### Task requirements
Report each line of the data that includes the word "icon".

The data Start Marker

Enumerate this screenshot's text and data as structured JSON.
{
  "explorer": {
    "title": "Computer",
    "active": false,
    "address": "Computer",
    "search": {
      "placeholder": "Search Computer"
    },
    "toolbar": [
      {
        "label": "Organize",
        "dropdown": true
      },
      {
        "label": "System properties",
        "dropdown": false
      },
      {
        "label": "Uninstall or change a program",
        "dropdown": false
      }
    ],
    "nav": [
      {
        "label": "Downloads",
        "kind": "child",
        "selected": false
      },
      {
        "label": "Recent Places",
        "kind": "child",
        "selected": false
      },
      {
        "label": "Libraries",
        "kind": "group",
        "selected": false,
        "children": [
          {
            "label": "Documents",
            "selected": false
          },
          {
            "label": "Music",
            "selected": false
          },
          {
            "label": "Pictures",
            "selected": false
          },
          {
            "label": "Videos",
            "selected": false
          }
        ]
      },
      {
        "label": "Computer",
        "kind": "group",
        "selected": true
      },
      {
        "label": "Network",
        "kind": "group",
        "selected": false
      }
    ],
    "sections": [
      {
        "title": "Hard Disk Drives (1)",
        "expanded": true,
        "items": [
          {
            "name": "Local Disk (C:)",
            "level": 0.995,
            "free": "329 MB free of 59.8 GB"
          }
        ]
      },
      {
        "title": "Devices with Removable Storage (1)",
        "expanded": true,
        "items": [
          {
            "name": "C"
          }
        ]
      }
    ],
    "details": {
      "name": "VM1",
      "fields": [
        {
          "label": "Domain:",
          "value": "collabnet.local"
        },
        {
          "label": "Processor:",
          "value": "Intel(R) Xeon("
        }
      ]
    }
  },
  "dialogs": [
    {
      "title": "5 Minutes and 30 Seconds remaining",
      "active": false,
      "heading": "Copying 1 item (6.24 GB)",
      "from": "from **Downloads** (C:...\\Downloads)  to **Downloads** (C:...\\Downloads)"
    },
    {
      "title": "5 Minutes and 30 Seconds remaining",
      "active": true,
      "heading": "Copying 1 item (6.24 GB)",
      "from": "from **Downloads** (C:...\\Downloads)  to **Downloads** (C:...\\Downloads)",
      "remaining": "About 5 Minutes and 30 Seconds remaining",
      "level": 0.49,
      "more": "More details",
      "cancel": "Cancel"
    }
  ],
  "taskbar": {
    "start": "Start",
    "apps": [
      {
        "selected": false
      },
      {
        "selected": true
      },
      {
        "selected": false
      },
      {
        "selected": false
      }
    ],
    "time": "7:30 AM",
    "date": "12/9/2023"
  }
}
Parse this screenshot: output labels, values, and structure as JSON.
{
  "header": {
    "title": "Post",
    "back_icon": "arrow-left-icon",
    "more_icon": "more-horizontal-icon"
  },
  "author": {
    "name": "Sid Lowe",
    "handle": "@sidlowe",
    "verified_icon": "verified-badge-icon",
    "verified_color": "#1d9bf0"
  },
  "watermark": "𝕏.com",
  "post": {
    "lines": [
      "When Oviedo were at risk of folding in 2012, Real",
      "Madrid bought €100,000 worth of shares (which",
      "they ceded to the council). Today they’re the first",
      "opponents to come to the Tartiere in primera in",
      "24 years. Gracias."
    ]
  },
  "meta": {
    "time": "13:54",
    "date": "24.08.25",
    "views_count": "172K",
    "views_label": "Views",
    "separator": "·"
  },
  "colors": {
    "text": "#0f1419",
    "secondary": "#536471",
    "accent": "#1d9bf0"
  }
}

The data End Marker

### Output of the exercise
    "back_icon": "arrow-left-icon",
    "more_icon": "more-horizontal-icon"
    "verified_icon": "verified-badge-icon",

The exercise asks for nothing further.